If we stuck to a fixed deficit target of 3.6 per cent, we had to cut a large part of the public spending, as the recommendation was before the 14th Finance Commission. We found the right balance in wanting to reach the fiscal deficit target at 3.9 per cent of gross domestic product (GDP) for this financial year.
You talked about increasing infrastructure spending. How do you propose to do that?
We have decided to explore other avenues on infrastructure spending. We will find funds for that purpose. In this Budget, we have decided to concentrate on manufacturing.
We found a mention of strategic divestment. Does it hold true for only loss-making public sector undertakings?
It does not necessarily mean that. We are not averse to selling stake. Strategic sale was always a part of the Centre's disinvestment plan. The United Progressive Alliance regime decided not to use it. We do have a road map, but do not expect any names right now.
You talked about the Goods and Services Tax (GST): How it will do away with all the indirect taxes. Can you throw some light on what lies ahead for its roll-out?
The empowered committee on GST will decide on a new chairman. We will have the first round of meetings, as soon as the new chairman is appointed. We hope the constitutional changes to the GST Bill will be passed in this Budget session
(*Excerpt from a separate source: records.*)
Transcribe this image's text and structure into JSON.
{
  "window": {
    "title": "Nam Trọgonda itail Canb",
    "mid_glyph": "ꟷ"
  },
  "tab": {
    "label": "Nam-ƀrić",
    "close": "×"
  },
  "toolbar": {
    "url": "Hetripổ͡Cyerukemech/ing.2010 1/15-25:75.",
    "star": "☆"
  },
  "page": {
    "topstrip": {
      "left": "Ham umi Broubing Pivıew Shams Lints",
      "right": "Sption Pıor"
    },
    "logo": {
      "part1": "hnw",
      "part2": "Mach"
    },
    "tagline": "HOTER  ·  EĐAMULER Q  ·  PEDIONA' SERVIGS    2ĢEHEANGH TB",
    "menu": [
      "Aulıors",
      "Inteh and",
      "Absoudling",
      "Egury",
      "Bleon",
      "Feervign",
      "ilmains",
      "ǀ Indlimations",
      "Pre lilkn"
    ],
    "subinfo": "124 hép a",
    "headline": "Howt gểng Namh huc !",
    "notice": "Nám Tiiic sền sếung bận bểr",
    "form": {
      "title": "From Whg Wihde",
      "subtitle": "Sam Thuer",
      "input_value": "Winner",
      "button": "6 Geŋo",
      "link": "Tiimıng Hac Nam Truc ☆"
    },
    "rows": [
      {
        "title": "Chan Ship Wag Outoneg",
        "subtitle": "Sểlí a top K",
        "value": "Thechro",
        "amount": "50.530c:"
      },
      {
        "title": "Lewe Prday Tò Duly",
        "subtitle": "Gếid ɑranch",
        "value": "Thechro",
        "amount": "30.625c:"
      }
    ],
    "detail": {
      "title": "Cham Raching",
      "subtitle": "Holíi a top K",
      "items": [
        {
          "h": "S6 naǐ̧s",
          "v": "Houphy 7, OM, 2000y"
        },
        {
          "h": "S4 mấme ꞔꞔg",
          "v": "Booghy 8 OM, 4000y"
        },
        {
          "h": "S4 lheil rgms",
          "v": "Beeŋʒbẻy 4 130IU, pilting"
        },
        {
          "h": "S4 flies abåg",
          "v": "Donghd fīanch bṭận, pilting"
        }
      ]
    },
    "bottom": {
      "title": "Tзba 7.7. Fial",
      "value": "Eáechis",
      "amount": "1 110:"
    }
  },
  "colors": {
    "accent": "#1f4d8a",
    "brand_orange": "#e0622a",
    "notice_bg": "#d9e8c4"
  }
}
This was touted to be a Make-in-India Budget and you did speak about boosting domestic manufacturing. What you did not speak about was Special Economic Zones and ways to incentivise these, including reducing the Minimum Alternate Tax and the reduction on tax liability. Any clarity?
What is there in the Budget is there, and what is not there, is not there. Any Budget is driven by the revenues and the fiscal space. In the end, the Budget has to balance its figures.
Former prime minister Manmohan Singh said the Budget has good intentions but does not have an adequate road map. What do you have to say?
I can only say thank you.
Everyone, including foreign investors, was looking at this Narendra Modi government's first full-year Budget for Big-Bang reforms, but these did not come through.
How do you define Big-Bang reforms? You tell me what that means. Everyone who comes and tells me to initiate Big-Bang reforms, I ask them that question, but I have never got an answer.
The Budget spoke about changes to the Reserve Bank of India Act for setting up a monetary policy framework. When will it be taken to Parliament to be changed?
Finance Secretary Rajiv Mehrishi: The monetary policy panel is part of this year's Budget. We assure you, it will come sooner rather than later.
For reduction in corporate tax rates, you have suggested it will happen over four years and exemption would also be removed. Can you give us a timeline?
I would have liked to reduce the corporate tax in this Budget. But we needed the corporate sector to be ready to implement the proposed change.
We have generally been viewed as a nation with a high tax rate and that has led to a loss of revenue because of specific exemptions and loss of image as a nation to invest in.
I want to give a signal to investors that India is a destination to invest in.